Exercise >> What appears in the data must be reproduced exactly.
*** Task data ***
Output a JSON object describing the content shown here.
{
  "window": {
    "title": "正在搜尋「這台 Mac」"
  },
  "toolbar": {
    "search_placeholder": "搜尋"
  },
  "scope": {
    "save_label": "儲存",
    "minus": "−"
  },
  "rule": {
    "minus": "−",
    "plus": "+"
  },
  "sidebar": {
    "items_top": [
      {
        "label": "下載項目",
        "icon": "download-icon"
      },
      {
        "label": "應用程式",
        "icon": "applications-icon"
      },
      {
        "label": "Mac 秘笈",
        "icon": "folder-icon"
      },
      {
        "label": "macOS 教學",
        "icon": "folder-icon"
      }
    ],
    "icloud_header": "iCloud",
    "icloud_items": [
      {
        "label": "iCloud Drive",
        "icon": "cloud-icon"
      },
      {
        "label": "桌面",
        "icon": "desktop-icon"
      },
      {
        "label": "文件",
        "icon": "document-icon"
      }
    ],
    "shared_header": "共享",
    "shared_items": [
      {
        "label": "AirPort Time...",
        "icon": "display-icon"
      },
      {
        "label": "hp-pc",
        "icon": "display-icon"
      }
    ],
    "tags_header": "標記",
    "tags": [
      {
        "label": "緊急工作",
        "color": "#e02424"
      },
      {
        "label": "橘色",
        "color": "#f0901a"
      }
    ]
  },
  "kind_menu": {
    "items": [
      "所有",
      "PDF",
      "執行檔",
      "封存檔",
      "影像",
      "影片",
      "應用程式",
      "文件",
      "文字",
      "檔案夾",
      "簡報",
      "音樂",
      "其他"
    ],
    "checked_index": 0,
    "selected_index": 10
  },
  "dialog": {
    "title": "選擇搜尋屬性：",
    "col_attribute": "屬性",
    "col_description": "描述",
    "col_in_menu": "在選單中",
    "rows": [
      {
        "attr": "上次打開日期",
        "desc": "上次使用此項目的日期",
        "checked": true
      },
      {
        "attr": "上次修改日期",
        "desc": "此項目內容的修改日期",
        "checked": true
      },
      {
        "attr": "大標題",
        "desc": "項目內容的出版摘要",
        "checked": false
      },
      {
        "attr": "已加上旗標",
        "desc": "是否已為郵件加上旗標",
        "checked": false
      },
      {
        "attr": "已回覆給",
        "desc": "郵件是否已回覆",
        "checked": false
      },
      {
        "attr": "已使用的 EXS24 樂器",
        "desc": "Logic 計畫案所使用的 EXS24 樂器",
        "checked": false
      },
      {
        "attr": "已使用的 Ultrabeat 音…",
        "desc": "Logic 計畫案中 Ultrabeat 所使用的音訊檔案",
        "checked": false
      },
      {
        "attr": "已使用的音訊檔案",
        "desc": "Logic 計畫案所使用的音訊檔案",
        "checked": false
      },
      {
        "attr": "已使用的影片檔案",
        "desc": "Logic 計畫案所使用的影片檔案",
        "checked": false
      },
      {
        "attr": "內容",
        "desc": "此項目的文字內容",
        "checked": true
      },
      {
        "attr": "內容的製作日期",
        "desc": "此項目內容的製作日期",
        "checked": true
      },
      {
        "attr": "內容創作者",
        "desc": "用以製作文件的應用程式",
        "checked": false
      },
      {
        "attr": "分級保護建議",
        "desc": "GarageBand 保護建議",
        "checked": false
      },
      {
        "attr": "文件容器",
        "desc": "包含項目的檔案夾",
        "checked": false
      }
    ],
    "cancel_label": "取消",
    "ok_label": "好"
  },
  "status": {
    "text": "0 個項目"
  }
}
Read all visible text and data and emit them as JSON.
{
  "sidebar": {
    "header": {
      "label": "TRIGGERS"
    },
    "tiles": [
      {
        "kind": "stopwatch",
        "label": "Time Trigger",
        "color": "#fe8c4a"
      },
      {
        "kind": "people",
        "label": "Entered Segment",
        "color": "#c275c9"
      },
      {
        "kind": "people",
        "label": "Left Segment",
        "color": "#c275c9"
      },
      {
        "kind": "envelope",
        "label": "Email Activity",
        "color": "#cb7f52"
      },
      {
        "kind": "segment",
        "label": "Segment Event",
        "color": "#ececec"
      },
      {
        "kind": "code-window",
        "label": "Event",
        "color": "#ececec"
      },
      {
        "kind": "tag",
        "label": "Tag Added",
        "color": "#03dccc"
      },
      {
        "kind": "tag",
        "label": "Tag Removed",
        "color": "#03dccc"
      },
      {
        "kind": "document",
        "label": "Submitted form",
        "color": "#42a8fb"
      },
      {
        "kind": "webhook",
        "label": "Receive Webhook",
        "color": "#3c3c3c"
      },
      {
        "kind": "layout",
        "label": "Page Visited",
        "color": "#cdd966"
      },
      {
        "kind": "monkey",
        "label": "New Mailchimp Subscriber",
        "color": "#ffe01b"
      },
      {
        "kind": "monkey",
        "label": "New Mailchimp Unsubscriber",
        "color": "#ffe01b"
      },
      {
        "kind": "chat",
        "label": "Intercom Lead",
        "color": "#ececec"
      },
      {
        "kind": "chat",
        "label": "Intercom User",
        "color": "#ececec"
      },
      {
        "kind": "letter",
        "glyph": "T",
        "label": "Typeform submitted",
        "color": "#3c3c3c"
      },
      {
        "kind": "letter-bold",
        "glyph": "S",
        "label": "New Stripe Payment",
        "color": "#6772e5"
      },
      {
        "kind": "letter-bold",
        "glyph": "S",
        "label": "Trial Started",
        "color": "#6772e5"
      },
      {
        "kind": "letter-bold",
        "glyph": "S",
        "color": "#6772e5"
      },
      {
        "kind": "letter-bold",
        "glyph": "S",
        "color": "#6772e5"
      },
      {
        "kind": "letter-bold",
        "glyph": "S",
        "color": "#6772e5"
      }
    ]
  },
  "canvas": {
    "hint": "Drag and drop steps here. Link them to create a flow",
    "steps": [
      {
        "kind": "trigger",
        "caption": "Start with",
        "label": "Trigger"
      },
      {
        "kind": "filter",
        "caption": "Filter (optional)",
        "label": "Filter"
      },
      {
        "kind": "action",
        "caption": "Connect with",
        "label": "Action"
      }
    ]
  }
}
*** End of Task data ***
Written solution >>
Output a JSON object describing the content shown here.
{
  "window": {
    "title": "正在搜尋「這台 Mac」"
  },
  "toolbar": {
    "search_placeholder": "搜尋"
  },
  "scope": {
    "save_label": "儲存",
    "minus": "−"
  },
  "rule": {
    "minus": "−",
    "plus": "+"
  },
  "sidebar": {
    "items_top": [
      {
        "label": "下載項目",
        "icon": "download-icon"
      },
      {
        "label": "應用程式",
        "icon": "applications-icon"
      },
      {
        "label": "Mac 秘笈",
        "icon": "folder-icon"
      },
      {
        "label": "macOS 教學",
        "icon": "folder-icon"
      }
    ],
    "icloud_header": "iCloud",
    "icloud_items": [
      {
        "label": "iCloud Drive",
        "icon": "cloud-icon"
      },
      {
        "label": "桌面",
        "icon": "desktop-icon"
      },
      {
        "label": "文件",
        "icon": "document-icon"
      }
    ],
    "shared_header": "共享",
    "shared_items": [
      {
        "label": "AirPort Time...",
        "icon": "display-icon"
      },
      {
        "label": "hp-pc",
        "icon": "display-icon"
      }
    ],
    "tags_header": "標記",
    "tags": [
      {
        "label": "緊急工作",
        "color": "#e02424"
      },
      {
        "label": "橘色",
        "color": "#f0901a"
      }
    ]
  },
  "kind_menu": {
    "items": [
      "所有",
      "PDF",
      "執行檔",
      "封存檔",
      "影像",
      "影片",
      "應用程式",
      "文件",
      "文字",
      "檔案夾",
      "簡報",
      "音樂",
      "其他"
    ],
    "checked_index": 0,
    "selected_index": 10
  },
  "dialog": {
    "title": "選擇搜尋屬性：",
    "col_attribute": "屬性",
    "col_description": "描述",
    "col_in_menu": "在選單中",
    "rows": [
      {
        "attr": "上次打開日期",
        "desc": "上次使用此項目的日期",
        "checked": true
      },
      {
        "attr": "上次修改日期",
        "desc": "此項目內容的修改日期",
        "checked": true
      },
      {
        "attr": "大標題",
        "desc": "項目內容的出版摘要",
        "checked": false
      },
      {
        "attr": "已加上旗標",
        "desc": "是否已為郵件加上旗標",
        "checked": false
      },
      {
        "attr": "已回覆給",
        "desc": "郵件是否已回覆",
        "checked": false
      },
      {
        "attr": "已使用的 EXS24 樂器",
        "desc": "Logic 計畫案所使用的 EXS24 樂器",
        "checked": false
      },
      {
        "attr": "已使用的 Ultrabeat 音…",
        "desc": "Logic 計畫案中 Ultrabeat 所使用的音訊檔案",
        "checked": false
      },
      {
        "attr": "已使用的音訊檔案",
        "desc": "Logic 計畫案所使用的音訊檔案",
        "checked": false
      },
      {
        "attr": "已使用的影片檔案",
        "desc": "Logic 計畫案所使用的影片檔案",
        "checked": false
      },
      {
        "attr": "內容",
        "desc": "此項目的文字內容",
        "checked": true
      },
      {
        "attr": "內容的製作日期",
        "desc": "此項目內容的製作日期",
        "checked": true
      },
      {
        "attr": "內容創作者",
        "desc": "用以製作文件的應用程式",
        "checked": false
      },
      {
        "attr": "分級保護建議",
        "desc": "GarageBand 保護建議",
        "checked": false
      },
      {
        "attr": "文件容器",
        "desc": "包含項目的檔案夾",
        "checked": false
      }
    ],
    "cancel_label": "取消",
    "ok_label": "好"
  },
  "status": {
    "text": "0 個項目"
  }
}
Read all visible text and data and emit them as JSON.
{
  "sidebar": {
    "header": {
      "label": "TRIGGERS"
    },
    "tiles": [
      {
        "kind": "stopwatch",
        "label": "Time Trigger",
        "color": "#fe8c4a"
      },
      {
        "kind": "people",
        "label": "Entered Segment",
        "color": "#c275c9"
      },
      {
        "kind": "people",
        "label": "Left Segment",
        "color": "#c275c9"
      },
      {
        "kind": "envelope",
        "label": "Email Activity",
        "color": "#cb7f52"
      },
      {
        "kind": "segment",
        "label": "Segment Event",
        "color": "#ececec"
      },
      {
        "kind": "code-window",
        "label": "Event",
        "color": "#ececec"
      },
      {
        "kind": "tag",
        "label": "Tag Added",
        "color": "#03dccc"
      },
      {
        "kind": "tag",
        "label": "Tag Removed",
        "color": "#03dccc"
      },
      {
        "kind": "document",
        "label": "Submitted form",
        "color": "#42a8fb"
      },
      {
        "kind": "webhook",
        "label": "Receive Webhook",
        "color": "#3c3c3c"
      },
      {
        "kind": "layout",
        "label": "Page Visited",
        "color": "#cdd966"
      },
      {
        "kind": "monkey",
        "label": "New Mailchimp Subscriber",
        "color": "#ffe01b"
      },
      {
        "kind": "monkey",
        "label": "New Mailchimp Unsubscriber",
        "color": "#ffe01b"
      },
      {
        "kind": "chat",
        "label": "Intercom Lead",
        "color": "#ececec"
      },
      {
        "kind": "chat",
        "label": "Intercom User",
        "color": "#ececec"
      },
      {
        "kind": "letter",
        "glyph": "T",
        "label": "Typeform submitted",
        "color": "#3c3c3c"
      },
      {
        "kind": "letter-bold",
        "glyph": "S",
        "label": "New Stripe Payment",
        "color": "#6772e5"
      },
      {
        "kind": "letter-bold",
        "glyph": "S",
        "label": "Trial Started",
        "color": "#6772e5"
      },
      {
        "kind": "letter-bold",
        "glyph": "S",
        "color": "#6772e5"
      },
      {
        "kind": "letter-bold",
        "glyph": "S",
        "color": "#6772e5"
      },
      {
        "kind": "letter-bold",
        "glyph": "S",
        "color": "#6772e5"
      }
    ]
  },
  "canvas": {
    "hint": "Drag and drop steps here. Link them to create a flow",
    "steps": [
      {
        "kind": "trigger",
        "caption": "Start with",
        "label": "Trigger"
      },
      {
        "kind": "filter",
        "caption": "Filter (optional)",
        "label": "Filter"
      },
      {
        "kind": "action",
        "caption": "Connect with",
        "label": "Action"
      }
    ]
  }
}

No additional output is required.